Google Chrome Mozilla Firefox Internet Explorer Hide
We are excited to announce today that Vertafore has acquired VUE Software, a leader in InsurTech solutions for distribution management. Read More >>


July 30, 2018

Staying Ahead of Regulatory Change

By: Jennifer Middlin

The insurance industry has no shortage of compliance rules and regulations to keep track of. With 54 regulatory bodies and hundreds of different carriers, each with their own appointment rules, compliance quickly becomes a complicated web of information. Not to mention, the changes! In 2017 alone, there were 365 updates to compliance regulations — 56 of which that were related to appointments / terminations.

And you're expected to understand and track all of it.

But if you're a licensing whiz? It's still critical for you to understand compliance: it's a vital aspect of your business from hiring new agents, keeping existing agents compliant, and gaining a competitive advantage.

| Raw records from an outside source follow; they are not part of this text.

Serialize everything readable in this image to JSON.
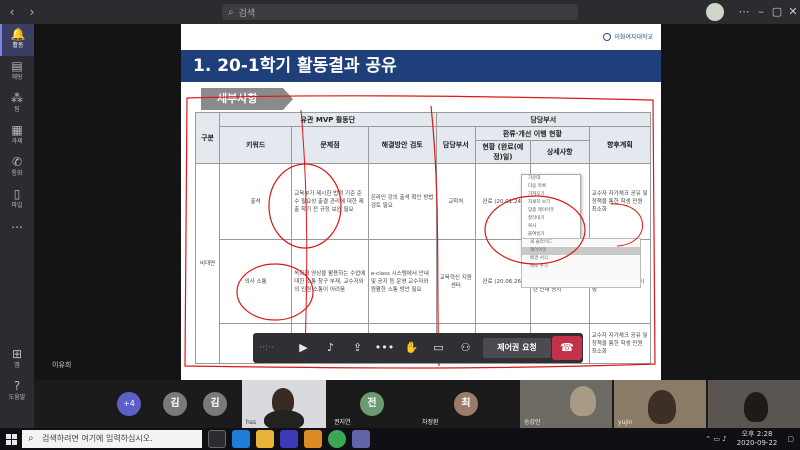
{
  "titlebar": {
    "search_placeholder": "검색"
  },
  "rail": [
    {
      "label": "활동",
      "icon": "bell-icon"
    },
    {
      "label": "채팅",
      "icon": "chat-icon"
    },
    {
      "label": "팀",
      "icon": "teams-icon"
    },
    {
      "label": "과제",
      "icon": "assignments-icon"
    },
    {
      "label": "통화",
      "icon": "phone-icon"
    },
    {
      "label": "파일",
      "icon": "file-icon"
    },
    {
      "label": "...",
      "icon": "more-icon"
    },
    {
      "label": "앱",
      "icon": "apps-icon"
    },
    {
      "label": "도움말",
      "icon": "help-icon"
    }
  ],
  "slide": {
    "logo_text": "이화여자대학교",
    "title": "1. 20-1학기 활동결과 공유",
    "section": "세부사항",
    "header_group_1": "유관 MVP 활동단",
    "header_group_2": "담당부서",
    "header_subgroup": "환류·개선 이행 현황",
    "col_gubun": "구분",
    "col_keyword": "키워드",
    "col_problem": "문제점",
    "col_solution": "해결방안 검토",
    "col_dept": "담당부서",
    "col_status": "현황 (완료(예정)일)",
    "col_detail": "상세사항",
    "col_plan": "향후계획",
    "row_group": "비대면",
    "row1_keyword": "출석",
    "row1_problem": "교육부가 제시한 법적 기준 준수 필요성 출결 관리에 대한 제출 학기 전 규정 보완 필요",
    "row1_solution": "온라인 강의 출석 확인 방법 검토 필요",
    "row1_dept": "교학처",
    "row1_status": "완료 (20.01.24)",
    "row1_plan": "교수자 자가체크 공유 및 정책을 통한 학생 민원 최소화",
    "row2_keyword": "의사 소통",
    "row2_problem": "녹화형 영상을 활용하는 수업에 대한 소통 창구 부재, 교수자와의 인원 소통이 어려움",
    "row2_solution": "e-class 시스템에서 안내 및 공지 등 운영 교수자와 원활한 소통 방안 필요",
    "row2_dept": "교육혁신 지원센터",
    "row2_status": "완료 (20.06.26)",
    "row2_detail": "e-class 활용 매뉴얼 보완 e-class 이용 관련 안내 공지",
    "row2_plan": "e-class 활용 시 제작 가이드 설명 및 교육 시행",
    "row3_plan": "교수자 자가체크 공유 및 정책을 통한 학생 민원 최소화"
  },
  "dropdown_items": [
    "가운데",
    "다음 목록",
    "가져오기",
    "자세히 보기",
    "맞춤 레이아웃",
    "잘라내기",
    "복사",
    "붙여넣기"
  ],
  "context_items": [
    "새 슬라이드",
    "레이아웃",
    "배경 서식",
    "메모 추가"
  ],
  "controls": {
    "share_label": "제어권 요청",
    "timer": "··:··"
  },
  "presenter_name": "이유희",
  "participants": {
    "more": "+4",
    "initials": [
      "김",
      "김",
      "전",
      "최"
    ],
    "tiles": [
      "hss",
      "권지연",
      "차정환",
      "송강민",
      "yujin"
    ]
  },
  "taskbar": {
    "search_placeholder": "검색하려면 여기에 입력하십시오.",
    "time": "오후 2:28",
    "date": "2020-09-22"
  }
}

Who is involved?

In the insurance industry, there are several parties involved that can impact compliance: legislators, trade groups, department of insurance staff, and the NAIC/NIPR, to name a few. By paying attention to these groups and their activity, you will stay informed on what's to come.

Various industry groups have goals that are driven by their members' particular needs and interests. The role of the NAIC and its Producer Licensing Working Group (PLWG), for example, includes developing national uniform standards for insurance licensing for producers, adjusters, and other licensees.

What do the states have to do?

When new uniform standards are developed, states generally have to modify their existing laws to align more closely with those standards. Because each state legislature passes the changes according to their own process, the implementation is not always completely uniform.

Once a regulatory change is decided upon, the long sequence of dependent changes are set in motion. Sometimes these changes touch every producer that sells in a state — think of projects like the Producer Licensing Model Act (PLMA) conversion in the 2000's, which converted "Agent" and "Broker" licenses into "Producer" licenses. As a side note: some states still haven't fully adopted those model law changes from more than 15 years ago! That's how complicated and cumbersome it can be!.

Ans what about your part?

Many changes are easy enough for a human to interpret, on a small scale. For example, a state may separate their "Property & Casualty" appointment line of authority into separate "Property" and "Casualty" appointment lines of authority. Sounds simple enough, but look at it from a data and systems perspective. What was previously a single appointment type is now two appointment types. Any system rules that depended on the previous definition will require attention. Additionally, your records for every producer who was appointed with the old line of authority is now out of date. It's no wonder that such a simple change can lead to compliance issues down the road.

The solution, in many cases, is for carriers and agencies to utilize credentialing and compliance technology to keep track of producer information. This ensures accuracy and helps with the business of authorizing producers to sell insurance products.

So, even if you are that licensing wiz, if you're not using automation to manage compliance, your organization is missing opportunities to increase efficiencies, reduce risk, and improve the agent experience.

Read our infographic, A 5-Step Journey to a Smarter Producer Lifecycle Management to learn more about improving your producer management initiative and see how you stack up to your peers.

Jennifer Middlin

Jennifer Middlin is a Product Marketing Manager at Vertafore, where she works on Vertafore solutions for carriers and MGAs. She is an avid reader and news junkie outside of work, but enjoys free time with her kids the most.